Taking the records below, count the lines in which "subtitle" appears and supply only the count.

RECORDS FOR THIS TASK:
-=-=-

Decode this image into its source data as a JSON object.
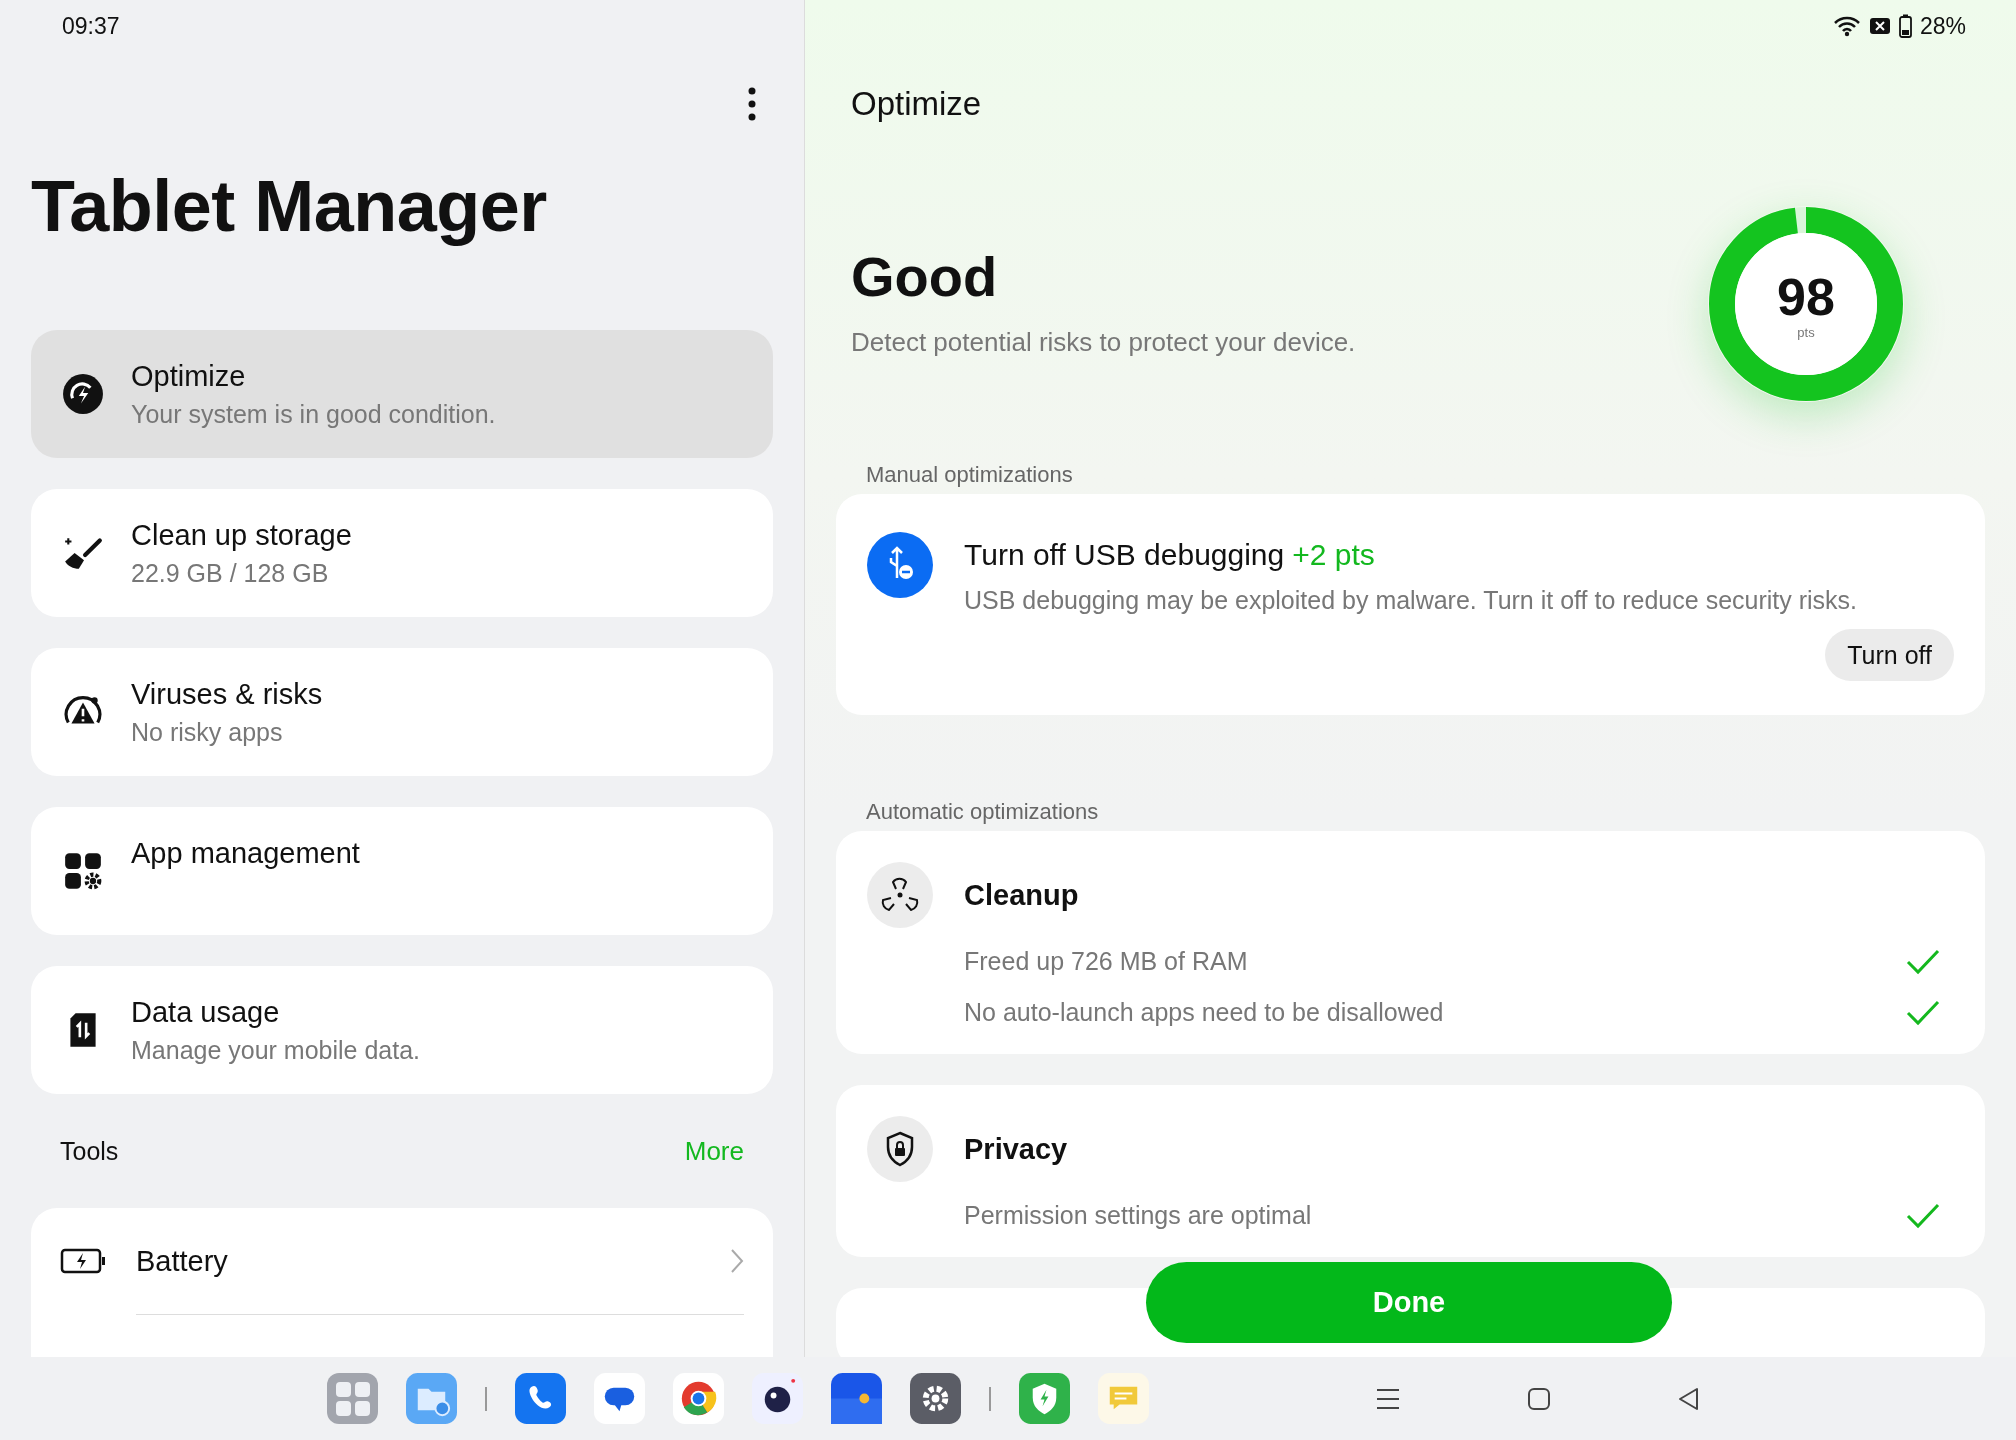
{
  "status_bar": {
    "time": "09:37",
    "battery": "28%"
  },
  "left": {
    "title": "Tablet Manager",
    "items": [
      {
        "kind": "optimize",
        "title": "Optimize",
        "subtitle": "Your system is in good condition.",
        "selected": true
      },
      {
        "kind": "storage",
        "title": "Clean up storage",
        "subtitle": "22.9 GB / 128 GB",
        "selected": false
      },
      {
        "kind": "virus",
        "title": "Viruses & risks",
        "subtitle": "No risky apps",
        "selected": false
      },
      {
        "kind": "apps",
        "title": "App management",
        "selected": false
      },
      {
        "kind": "data",
        "title": "Data usage",
        "subtitle": "Manage your mobile data.",
        "selected": false
      }
    ],
    "tools": {
      "label": "Tools",
      "more": "More",
      "items": [
        {
          "kind": "battery",
          "label": "Battery"
        }
      ]
    }
  },
  "right": {
    "title": "Optimize",
    "status": "Good",
    "description": "Detect potential risks to protect your device.",
    "score": {
      "value": "98",
      "unit": "pts",
      "level": 0.98
    },
    "manual": {
      "label": "Manual optimizations",
      "items": [
        {
          "kind": "usb",
          "title": "Turn off USB debugging",
          "points": "+2 pts",
          "description": "USB debugging may be exploited by malware. Turn it off to reduce security risks.",
          "button": "Turn off"
        }
      ]
    },
    "automatic": {
      "label": "Automatic optimizations",
      "groups": [
        {
          "kind": "cleanup",
          "title": "Cleanup",
          "checks": [
            {
              "text": "Freed up 726 MB of RAM",
              "done": true
            },
            {
              "text": "No auto-launch apps need to be disallowed",
              "done": true
            }
          ]
        },
        {
          "kind": "privacy",
          "title": "Privacy",
          "checks": [
            {
              "text": "Permission settings are optimal",
              "done": true
            }
          ]
        }
      ]
    },
    "done_button": "Done"
  }
}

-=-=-

RESPONSE: 4